(Records drawn from a dataset)
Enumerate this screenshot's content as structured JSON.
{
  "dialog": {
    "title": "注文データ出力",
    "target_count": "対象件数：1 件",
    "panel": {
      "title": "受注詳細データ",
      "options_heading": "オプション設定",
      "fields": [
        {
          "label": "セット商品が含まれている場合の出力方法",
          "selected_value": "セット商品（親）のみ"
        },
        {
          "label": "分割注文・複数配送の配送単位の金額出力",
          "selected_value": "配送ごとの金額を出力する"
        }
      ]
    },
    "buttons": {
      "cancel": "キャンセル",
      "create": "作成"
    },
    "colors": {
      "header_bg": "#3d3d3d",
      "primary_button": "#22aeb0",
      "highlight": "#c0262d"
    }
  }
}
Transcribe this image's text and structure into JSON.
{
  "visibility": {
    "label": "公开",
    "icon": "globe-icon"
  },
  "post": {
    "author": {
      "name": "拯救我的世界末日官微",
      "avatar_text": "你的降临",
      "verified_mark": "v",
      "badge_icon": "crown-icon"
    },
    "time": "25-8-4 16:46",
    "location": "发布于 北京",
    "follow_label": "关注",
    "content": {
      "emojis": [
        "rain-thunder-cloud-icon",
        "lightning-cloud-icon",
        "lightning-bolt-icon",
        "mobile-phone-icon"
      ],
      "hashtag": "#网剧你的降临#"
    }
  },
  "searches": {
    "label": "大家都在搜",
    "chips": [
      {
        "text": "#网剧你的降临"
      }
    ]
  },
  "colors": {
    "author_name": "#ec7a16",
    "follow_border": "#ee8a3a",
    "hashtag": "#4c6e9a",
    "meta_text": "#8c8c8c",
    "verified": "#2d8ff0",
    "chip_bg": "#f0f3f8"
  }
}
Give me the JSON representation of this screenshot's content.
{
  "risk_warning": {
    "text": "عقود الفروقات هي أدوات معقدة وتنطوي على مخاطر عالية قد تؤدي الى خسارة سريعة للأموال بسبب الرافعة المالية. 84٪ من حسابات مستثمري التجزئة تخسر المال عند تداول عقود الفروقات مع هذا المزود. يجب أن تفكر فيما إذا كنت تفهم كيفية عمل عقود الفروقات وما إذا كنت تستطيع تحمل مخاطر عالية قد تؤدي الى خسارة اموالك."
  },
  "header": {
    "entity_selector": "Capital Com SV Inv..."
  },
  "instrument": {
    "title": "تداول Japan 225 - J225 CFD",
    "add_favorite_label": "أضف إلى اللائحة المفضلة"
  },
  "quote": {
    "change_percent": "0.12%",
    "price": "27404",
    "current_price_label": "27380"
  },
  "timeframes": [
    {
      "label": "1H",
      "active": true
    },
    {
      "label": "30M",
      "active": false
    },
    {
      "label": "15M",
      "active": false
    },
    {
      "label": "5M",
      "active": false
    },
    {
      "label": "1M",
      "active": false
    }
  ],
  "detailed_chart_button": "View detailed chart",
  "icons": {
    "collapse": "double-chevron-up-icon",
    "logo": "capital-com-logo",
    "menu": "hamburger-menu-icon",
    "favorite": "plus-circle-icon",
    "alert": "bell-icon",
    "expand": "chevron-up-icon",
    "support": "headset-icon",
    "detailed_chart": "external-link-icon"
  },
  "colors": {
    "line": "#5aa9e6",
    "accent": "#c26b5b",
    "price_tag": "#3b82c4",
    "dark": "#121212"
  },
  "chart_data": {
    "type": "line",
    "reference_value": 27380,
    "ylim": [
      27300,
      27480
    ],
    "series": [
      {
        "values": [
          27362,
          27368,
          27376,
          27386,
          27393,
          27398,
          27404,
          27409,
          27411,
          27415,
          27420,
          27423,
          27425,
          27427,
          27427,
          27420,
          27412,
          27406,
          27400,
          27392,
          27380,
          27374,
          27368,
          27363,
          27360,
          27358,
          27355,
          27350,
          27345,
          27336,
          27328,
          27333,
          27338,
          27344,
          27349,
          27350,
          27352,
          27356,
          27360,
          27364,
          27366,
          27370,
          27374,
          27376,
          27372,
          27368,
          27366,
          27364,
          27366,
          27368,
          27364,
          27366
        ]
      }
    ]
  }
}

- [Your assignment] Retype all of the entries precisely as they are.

- [Task output]
Enumerate this screenshot's content as structured JSON.
{
  "dialog": {
    "title": "注文データ出力",
    "target_count": "対象件数：1 件",
    "panel": {
      "title": "受注詳細データ",
      "options_heading": "オプション設定",
      "fields": [
        {
          "label": "セット商品が含まれている場合の出力方法",
          "selected_value": "セット商品（親）のみ"
        },
        {
          "label": "分割注文・複数配送の配送単位の金額出力",
          "selected_value": "配送ごとの金額を出力する"
        }
      ]
    },
    "buttons": {
      "cancel": "キャンセル",
      "create": "作成"
    },
    "colors": {
      "header_bg": "#3d3d3d",
      "primary_button": "#22aeb0",
      "highlight": "#c0262d"
    }
  }
}
Transcribe this image's text and structure into JSON.
{
  "visibility": {
    "label": "公开",
    "icon": "globe-icon"
  },
  "post": {
    "author": {
      "name": "拯救我的世界末日官微",
      "avatar_text": "你的降临",
      "verified_mark": "v",
      "badge_icon": "crown-icon"
    },
    "time": "25-8-4 16:46",
    "location": "发布于 北京",
    "follow_label": "关注",
    "content": {
      "emojis": [
        "rain-thunder-cloud-icon",
        "lightning-cloud-icon",
        "lightning-bolt-icon",
        "mobile-phone-icon"
      ],
      "hashtag": "#网剧你的降临#"
    }
  },
  "searches": {
    "label": "大家都在搜",
    "chips": [
      {
        "text": "#网剧你的降临"
      }
    ]
  },
  "colors": {
    "author_name": "#ec7a16",
    "follow_border": "#ee8a3a",
    "hashtag": "#4c6e9a",
    "meta_text": "#8c8c8c",
    "verified": "#2d8ff0",
    "chip_bg": "#f0f3f8"
  }
}
Give me the JSON representation of this screenshot's content.
{
  "risk_warning": {
    "text": "عقود الفروقات هي أدوات معقدة وتنطوي على مخاطر عالية قد تؤدي الى خسارة سريعة للأموال بسبب الرافعة المالية. 84٪ من حسابات مستثمري التجزئة تخسر المال عند تداول عقود الفروقات مع هذا المزود. يجب أن تفكر فيما إذا كنت تفهم كيفية عمل عقود الفروقات وما إذا كنت تستطيع تحمل مخاطر عالية قد تؤدي الى خسارة اموالك."
  },
  "header": {
    "entity_selector": "Capital Com SV Inv..."
  },
  "instrument": {
    "title": "تداول Japan 225 - J225 CFD",
    "add_favorite_label": "أضف إلى اللائحة المفضلة"
  },
  "quote": {
    "change_percent": "0.12%",
    "price": "27404",
    "current_price_label": "27380"
  },
  "timeframes": [
    {
      "label": "1H",
      "active": true
    },
    {
      "label": "30M",
      "active": false
    },
    {
      "label": "15M",
      "active": false
    },
    {
      "label": "5M",
      "active": false
    },
    {
      "label": "1M",
      "active": false
    }
  ],
  "detailed_chart_button": "View detailed chart",
  "icons": {
    "collapse": "double-chevron-up-icon",
    "logo": "capital-com-logo",
    "menu": "hamburger-menu-icon",
    "favorite": "plus-circle-icon",
    "alert": "bell-icon",
    "expand": "chevron-up-icon",
    "support": "headset-icon",
    "detailed_chart": "external-link-icon"
  },
  "colors": {
    "line": "#5aa9e6",
    "accent": "#c26b5b",
    "price_tag": "#3b82c4",
    "dark": "#121212"
  },
  "chart_data": {
    "type": "line",
    "reference_value": 27380,
    "ylim": [
      27300,
      27480
    ],
    "series": [
      {
        "values": [
          27362,
          27368,
          27376,
          27386,
          27393,
          27398,
          27404,
          27409,
          27411,
          27415,
          27420,
          27423,
          27425,
          27427,
          27427,
          27420,
          27412,
          27406,
          27400,
          27392,
          27380,
          27374,
          27368,
          27363,
          27360,
          27358,
          27355,
          27350,
          27345,
          27336,
          27328,
          27333,
          27338,
          27344,
          27349,
          27350,
          27352,
          27356,
          27360,
          27364,
          27366,
          27370,
          27374,
          27376,
          27372,
          27368,
          27366,
          27364,
          27366,
          27368,
          27364,
          27366
        ]
      }
    ]
  }
}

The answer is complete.